But two storm systems currently brewing in the Atlantic could kick off a more active part of the year as peak hurricane season approaches in September.
The first storm system is a few hundred miles east of Barbados in the mid-Atlantic, moving slowly towards North America. The US National Hurricane Centre (NHC) on Tuesday gave the storm an 80 per cent chance of forming a cyclone in the next five days.
That means it’s likely to at least form a tropical depression - a storm with winds of 38 miles per hour (61 kilometres per hour) or less. If winds quicken, the storm will officially be named Tropical Storm Danielle.
The second system is along the west coast of Senegal in Africa. That storm has a 40 per cent chance of forming a cyclone in the next five days, though NHC says that by late in the week it will hit cooler waters and further development is unlikely.
This year is the first time since the early 1980s that only three tropical storms have formed in the Atlantic by this point in August. In 1982, only six tropical storms formed in total all year, with two reaching hurricane-strength winds of 74 mph (119 kph) or above.
If neither of the two systems develops into a cyclone this week, it would be the first year since 1997 that no tropical storms formed in August. That has happened only twice since 1960 - in 1961 and 1997.
This year may prove to be a sleeping giant, however. The US National Oceanic and Atmospheric Administration (NOAA) has maintained its forecast for an active hurricane season, with up to 20 named storms — including up to 10 hurricanes.
Between three and five of those storms were predicted to be major hurricanes of Category 3 or higher, with wind speeds of 111 mph (179 kph) or more.
Hurricane season runs from June through November with peak activity between late August and early October.

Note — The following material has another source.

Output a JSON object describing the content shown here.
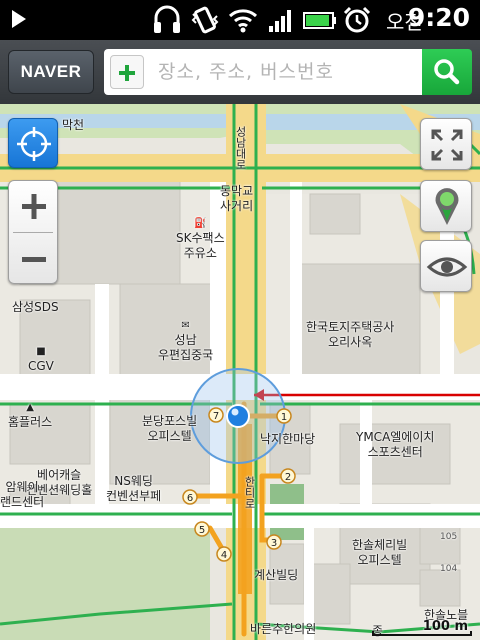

The hurricane season was supposed to be stronger in part due to the ongoing La Niña phenomenon. But during much of the summer, dry air and heavy winds killed off a lot of storm potential, Bloomberg reported.
The latest assessment from the UN’s Intergovernmental Panel on Climate Change (IPCC) reported that while the climate crisis may not cause more hurricanes, it is likely to make them stronger.
In the past four decades, the percentage of hurricanes reaching the more destructive Category 3 or higher has increased, the IPCC said.
The growing threat of hurricanes is another consequence of fossil fuel-driven global heating. NOAA has said that when it comes to hurricanes, heating the planet is “like adding fuel to a fire”.